(Web page and app entries)
- Opening Delimiter -
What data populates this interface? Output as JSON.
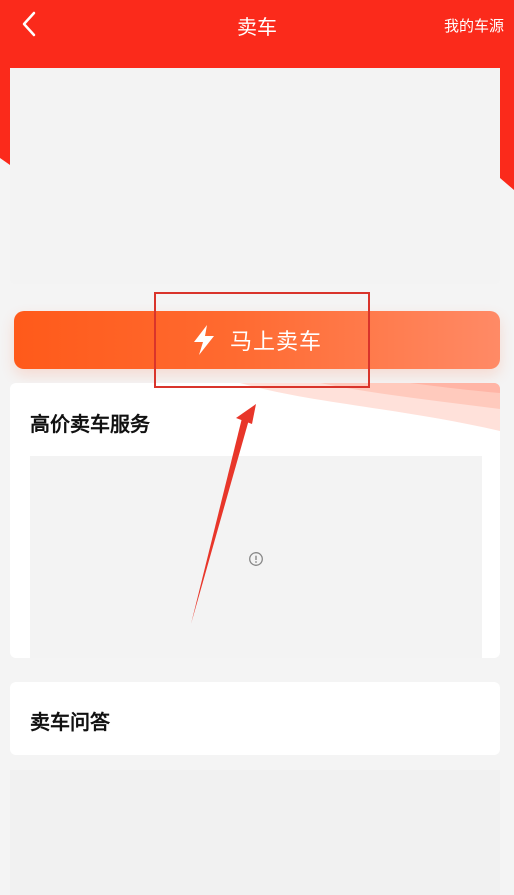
{
  "navbar": {
    "title": "卖车",
    "right_link": "我的车源",
    "back_icon": "chevron-left-icon"
  },
  "sell_button": {
    "label": "马上卖车",
    "icon": "lightning-bolt-icon"
  },
  "service_section": {
    "title": "高价卖车服务",
    "image_status_icon": "info-circle-icon"
  },
  "qa_section": {
    "title": "卖车问答"
  },
  "colors": {
    "header_red": "#fb2a1b",
    "button_orange": "#ff5a1a",
    "button_light": "#ff8a66",
    "annotation_red": "#d9342b",
    "page_bg": "#f4f4f4"
  }
}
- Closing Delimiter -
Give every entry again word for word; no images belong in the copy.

What data populates this interface? Output as JSON.
{
  "navbar": {
    "title": "卖车",
    "right_link": "我的车源",
    "back_icon": "chevron-left-icon"
  },
  "sell_button": {
    "label": "马上卖车",
    "icon": "lightning-bolt-icon"
  },
  "service_section": {
    "title": "高价卖车服务",
    "image_status_icon": "info-circle-icon"
  },
  "qa_section": {
    "title": "卖车问答"
  },
  "colors": {
    "header_red": "#fb2a1b",
    "button_orange": "#ff5a1a",
    "button_light": "#ff8a66",
    "annotation_red": "#d9342b",
    "page_bg": "#f4f4f4"
  }
}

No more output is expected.